The first thing I decided to do was build the M2 PSU board. This is a standard double-sided printer circuit board.
|Here is the unpopulated board from both sides.
I began with the smallest components (i.e. the ones that stand lowest off the board's surface) ending with the 'highest'.
Ensure that they are, and remain, perfectly flushed to the PCB surface.
So that it remains solidly in place, it helps to pull the tags through and bend them over slightly before soldering. This ensures that there is not enough room (or play) for the valve bases, or their pins, to move up or down when replacing valves; hopefully increasing the life of the unit through reduced ware and tare.
Below is some video footage showing the process of fitting the valve bases.
The Audio Note tin capacitor provided another problem; I didn't have any tie wraps long enough to go around it. I got round this problem by chaining together two tie wraps - I've never thought of that before. This capacitor does have a conductive body so it is essential to secure it well so that there is no danger of the leads touching the body; especially if the unit gets jolted.
I was hoping to have used PCB pins so that I could solder leads onto them from the upper side of the board. However, unlike the boards from the Kit1, the holes in this board were the wrong size to accept the pins that I have.
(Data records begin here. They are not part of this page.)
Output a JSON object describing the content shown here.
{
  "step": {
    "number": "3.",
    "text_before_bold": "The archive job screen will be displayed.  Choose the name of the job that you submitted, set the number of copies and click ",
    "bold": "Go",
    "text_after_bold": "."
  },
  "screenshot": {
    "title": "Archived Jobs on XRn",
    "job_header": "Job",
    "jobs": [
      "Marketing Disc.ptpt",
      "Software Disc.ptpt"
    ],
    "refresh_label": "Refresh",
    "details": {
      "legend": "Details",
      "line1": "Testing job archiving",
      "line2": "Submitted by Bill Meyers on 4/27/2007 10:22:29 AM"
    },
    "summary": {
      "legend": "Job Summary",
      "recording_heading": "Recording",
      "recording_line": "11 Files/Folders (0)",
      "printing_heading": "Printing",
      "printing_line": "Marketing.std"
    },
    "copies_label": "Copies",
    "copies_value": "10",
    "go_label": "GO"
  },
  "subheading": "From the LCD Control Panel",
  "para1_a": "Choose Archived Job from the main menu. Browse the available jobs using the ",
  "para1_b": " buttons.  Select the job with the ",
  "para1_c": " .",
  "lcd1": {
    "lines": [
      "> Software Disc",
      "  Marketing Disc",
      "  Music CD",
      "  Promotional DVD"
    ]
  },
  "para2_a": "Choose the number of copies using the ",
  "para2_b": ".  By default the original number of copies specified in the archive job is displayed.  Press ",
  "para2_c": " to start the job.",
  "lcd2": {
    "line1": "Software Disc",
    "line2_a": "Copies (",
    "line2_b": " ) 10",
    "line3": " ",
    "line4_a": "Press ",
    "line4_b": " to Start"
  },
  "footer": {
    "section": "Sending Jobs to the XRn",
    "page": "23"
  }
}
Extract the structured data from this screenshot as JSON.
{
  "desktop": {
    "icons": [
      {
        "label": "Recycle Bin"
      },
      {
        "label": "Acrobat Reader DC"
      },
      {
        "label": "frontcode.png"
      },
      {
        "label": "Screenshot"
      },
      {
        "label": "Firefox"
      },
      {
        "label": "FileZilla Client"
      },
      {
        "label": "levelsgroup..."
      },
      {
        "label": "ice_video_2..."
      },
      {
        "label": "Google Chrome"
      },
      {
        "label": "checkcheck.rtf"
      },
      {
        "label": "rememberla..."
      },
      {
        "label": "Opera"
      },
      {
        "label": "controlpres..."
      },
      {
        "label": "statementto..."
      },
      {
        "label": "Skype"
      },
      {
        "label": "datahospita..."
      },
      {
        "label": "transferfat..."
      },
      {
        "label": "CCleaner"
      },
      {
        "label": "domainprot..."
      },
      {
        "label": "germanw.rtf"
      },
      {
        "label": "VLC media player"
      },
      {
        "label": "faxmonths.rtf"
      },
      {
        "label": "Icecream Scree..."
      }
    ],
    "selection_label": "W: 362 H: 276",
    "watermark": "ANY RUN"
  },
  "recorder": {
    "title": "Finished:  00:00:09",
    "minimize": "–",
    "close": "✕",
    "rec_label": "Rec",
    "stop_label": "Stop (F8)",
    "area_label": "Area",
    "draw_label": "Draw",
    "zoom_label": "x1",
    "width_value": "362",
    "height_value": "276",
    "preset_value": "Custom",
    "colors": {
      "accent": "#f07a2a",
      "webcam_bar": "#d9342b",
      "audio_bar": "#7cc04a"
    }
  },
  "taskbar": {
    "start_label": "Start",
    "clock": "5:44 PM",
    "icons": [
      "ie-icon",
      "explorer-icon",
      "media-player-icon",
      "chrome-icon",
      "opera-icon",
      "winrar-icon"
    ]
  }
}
So, this board was very straightforward to construct. One thing to note from experience is that when soldering the pot (variable resistor) shown in the top right-hand corner, you should make sure you solder the legs quickly because too much heat can easily damage these delicate devices.